### SOURCE DATA
● ● ● ● ● ● ●

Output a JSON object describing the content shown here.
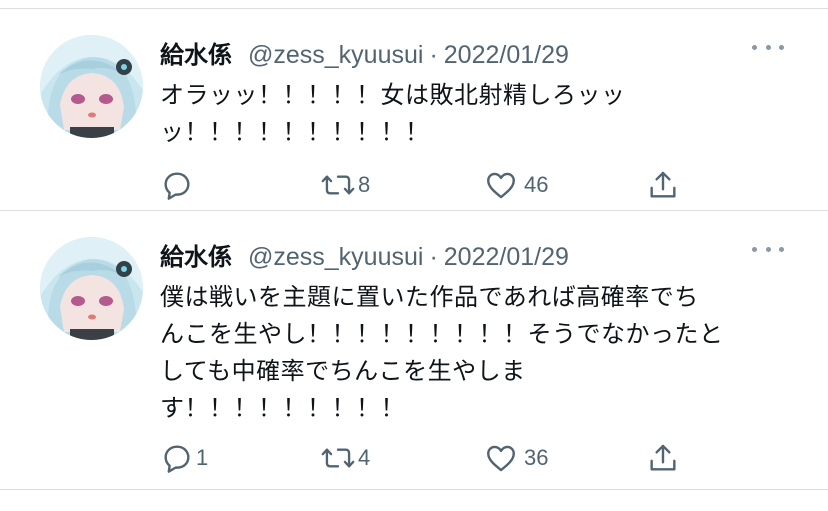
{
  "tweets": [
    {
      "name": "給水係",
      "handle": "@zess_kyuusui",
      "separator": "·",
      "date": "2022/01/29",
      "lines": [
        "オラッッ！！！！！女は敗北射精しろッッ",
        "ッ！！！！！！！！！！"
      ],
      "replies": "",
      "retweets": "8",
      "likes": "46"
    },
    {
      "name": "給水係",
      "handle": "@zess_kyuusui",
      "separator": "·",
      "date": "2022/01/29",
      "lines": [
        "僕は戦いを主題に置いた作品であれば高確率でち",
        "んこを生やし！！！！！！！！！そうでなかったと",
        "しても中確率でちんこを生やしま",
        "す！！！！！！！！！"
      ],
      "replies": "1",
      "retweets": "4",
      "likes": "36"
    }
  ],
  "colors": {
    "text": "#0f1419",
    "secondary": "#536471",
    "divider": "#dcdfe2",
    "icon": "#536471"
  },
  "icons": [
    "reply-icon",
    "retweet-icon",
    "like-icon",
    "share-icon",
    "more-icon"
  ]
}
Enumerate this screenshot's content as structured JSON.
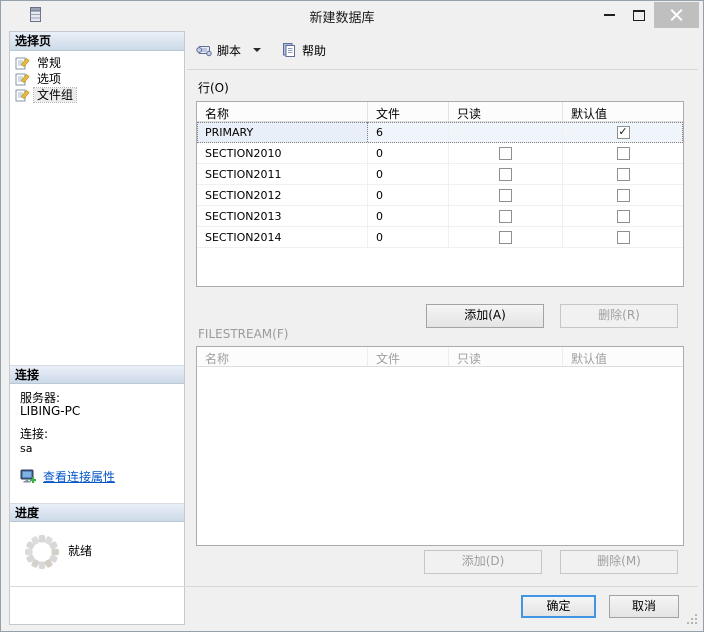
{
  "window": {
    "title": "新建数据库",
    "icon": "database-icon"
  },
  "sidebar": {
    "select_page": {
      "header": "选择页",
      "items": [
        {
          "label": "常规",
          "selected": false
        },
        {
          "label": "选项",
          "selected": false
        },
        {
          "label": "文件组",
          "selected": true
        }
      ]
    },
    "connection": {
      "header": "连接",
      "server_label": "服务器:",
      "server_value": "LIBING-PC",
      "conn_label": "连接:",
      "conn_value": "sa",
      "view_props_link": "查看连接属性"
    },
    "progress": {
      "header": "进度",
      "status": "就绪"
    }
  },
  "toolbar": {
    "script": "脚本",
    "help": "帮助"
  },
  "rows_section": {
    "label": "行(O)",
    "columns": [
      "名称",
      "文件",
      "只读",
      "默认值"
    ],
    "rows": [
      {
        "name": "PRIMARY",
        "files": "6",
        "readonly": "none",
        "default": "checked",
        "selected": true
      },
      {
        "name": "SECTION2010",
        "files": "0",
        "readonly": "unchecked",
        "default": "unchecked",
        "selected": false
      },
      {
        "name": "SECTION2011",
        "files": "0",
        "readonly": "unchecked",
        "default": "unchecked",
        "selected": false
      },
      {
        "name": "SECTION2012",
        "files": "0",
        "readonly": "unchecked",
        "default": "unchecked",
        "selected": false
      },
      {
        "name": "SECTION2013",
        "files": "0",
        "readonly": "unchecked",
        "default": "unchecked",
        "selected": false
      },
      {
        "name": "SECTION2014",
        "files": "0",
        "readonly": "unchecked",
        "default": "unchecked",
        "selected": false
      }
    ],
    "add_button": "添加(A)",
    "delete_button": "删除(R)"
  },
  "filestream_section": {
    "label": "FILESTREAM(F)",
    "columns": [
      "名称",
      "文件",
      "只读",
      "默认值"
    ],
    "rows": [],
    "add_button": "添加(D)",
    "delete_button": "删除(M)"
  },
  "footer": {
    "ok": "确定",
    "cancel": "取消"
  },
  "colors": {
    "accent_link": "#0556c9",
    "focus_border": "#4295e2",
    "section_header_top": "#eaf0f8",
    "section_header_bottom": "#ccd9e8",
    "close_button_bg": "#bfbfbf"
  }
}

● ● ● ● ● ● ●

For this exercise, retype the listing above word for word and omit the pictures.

### SOLUTION
Output a JSON object describing the content shown here.
{
  "tweets": [
    {
      "name": "給水係",
      "handle": "@zess_kyuusui",
      "separator": "·",
      "date": "2022/01/29",
      "lines": [
        "オラッッ！！！！！女は敗北射精しろッッ",
        "ッ！！！！！！！！！！"
      ],
      "replies": "",
      "retweets": "8",
      "likes": "46"
    },
    {
      "name": "給水係",
      "handle": "@zess_kyuusui",
      "separator": "·",
      "date": "2022/01/29",
      "lines": [
        "僕は戦いを主題に置いた作品であれば高確率でち",
        "んこを生やし！！！！！！！！！そうでなかったと",
        "しても中確率でちんこを生やしま",
        "す！！！！！！！！！"
      ],
      "replies": "1",
      "retweets": "4",
      "likes": "36"
    }
  ],
  "colors": {
    "text": "#0f1419",
    "secondary": "#536471",
    "divider": "#dcdfe2",
    "icon": "#536471"
  },
  "icons": [
    "reply-icon",
    "retweet-icon",
    "like-icon",
    "share-icon",
    "more-icon"
  ]
}
Enumerate this screenshot's content as structured JSON.
{
  "window": {
    "title": "新建数据库",
    "icon": "database-icon"
  },
  "sidebar": {
    "select_page": {
      "header": "选择页",
      "items": [
        {
          "label": "常规",
          "selected": false
        },
        {
          "label": "选项",
          "selected": false
        },
        {
          "label": "文件组",
          "selected": true
        }
      ]
    },
    "connection": {
      "header": "连接",
      "server_label": "服务器:",
      "server_value": "LIBING-PC",
      "conn_label": "连接:",
      "conn_value": "sa",
      "view_props_link": "查看连接属性"
    },
    "progress": {
      "header": "进度",
      "status": "就绪"
    }
  },
  "toolbar": {
    "script": "脚本",
    "help": "帮助"
  },
  "rows_section": {
    "label": "行(O)",
    "columns": [
      "名称",
      "文件",
      "只读",
      "默认值"
    ],
    "rows": [
      {
        "name": "PRIMARY",
        "files": "6",
        "readonly": "none",
        "default": "checked",
        "selected": true
      },
      {
        "name": "SECTION2010",
        "files": "0",
        "readonly": "unchecked",
        "default": "unchecked",
        "selected": false
      },
      {
        "name": "SECTION2011",
        "files": "0",
        "readonly": "unchecked",
        "default": "unchecked",
        "selected": false
      },
      {
        "name": "SECTION2012",
        "files": "0",
        "readonly": "unchecked",
        "default": "unchecked",
        "selected": false
      },
      {
        "name": "SECTION2013",
        "files": "0",
        "readonly": "unchecked",
        "default": "unchecked",
        "selected": false
      },
      {
        "name": "SECTION2014",
        "files": "0",
        "readonly": "unchecked",
        "default": "unchecked",
        "selected": false
      }
    ],
    "add_button": "添加(A)",
    "delete_button": "删除(R)"
  },
  "filestream_section": {
    "label": "FILESTREAM(F)",
    "columns": [
      "名称",
      "文件",
      "只读",
      "默认值"
    ],
    "rows": [],
    "add_button": "添加(D)",
    "delete_button": "删除(M)"
  },
  "footer": {
    "ok": "确定",
    "cancel": "取消"
  },
  "colors": {
    "accent_link": "#0556c9",
    "focus_border": "#4295e2",
    "section_header_top": "#eaf0f8",
    "section_header_bottom": "#ccd9e8",
    "close_button_bg": "#bfbfbf"
  }
}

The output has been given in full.